> [PROBLEM TO SOLVE]
Please find the lines in the following records that hold "Dashboard", and copy them.

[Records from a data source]

=== Begin Enclosure ===

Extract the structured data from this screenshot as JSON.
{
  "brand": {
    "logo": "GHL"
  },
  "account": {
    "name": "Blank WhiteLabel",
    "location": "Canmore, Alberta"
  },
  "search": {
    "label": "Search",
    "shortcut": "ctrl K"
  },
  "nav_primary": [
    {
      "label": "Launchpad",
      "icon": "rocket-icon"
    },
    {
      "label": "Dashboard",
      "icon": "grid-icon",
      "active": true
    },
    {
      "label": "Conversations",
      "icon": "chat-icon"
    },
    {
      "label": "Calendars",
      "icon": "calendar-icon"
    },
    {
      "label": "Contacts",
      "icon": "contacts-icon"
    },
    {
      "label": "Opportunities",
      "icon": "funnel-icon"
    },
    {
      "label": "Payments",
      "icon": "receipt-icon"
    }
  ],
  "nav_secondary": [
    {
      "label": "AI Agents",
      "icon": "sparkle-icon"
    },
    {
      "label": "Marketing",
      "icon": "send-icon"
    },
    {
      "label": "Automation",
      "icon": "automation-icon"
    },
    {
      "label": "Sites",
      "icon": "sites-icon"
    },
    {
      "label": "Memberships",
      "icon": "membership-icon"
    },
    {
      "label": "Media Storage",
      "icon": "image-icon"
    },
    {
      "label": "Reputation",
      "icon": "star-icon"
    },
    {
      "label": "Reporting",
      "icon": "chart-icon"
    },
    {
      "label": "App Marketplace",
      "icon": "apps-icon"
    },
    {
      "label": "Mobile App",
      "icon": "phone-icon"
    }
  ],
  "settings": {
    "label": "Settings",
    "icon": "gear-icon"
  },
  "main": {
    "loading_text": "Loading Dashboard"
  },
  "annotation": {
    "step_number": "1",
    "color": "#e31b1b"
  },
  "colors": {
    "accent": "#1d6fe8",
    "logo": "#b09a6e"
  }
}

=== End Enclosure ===

> [YOUR RESPONSE]
      "label": "Dashboard",
    "loading_text": "Loading Dashboard"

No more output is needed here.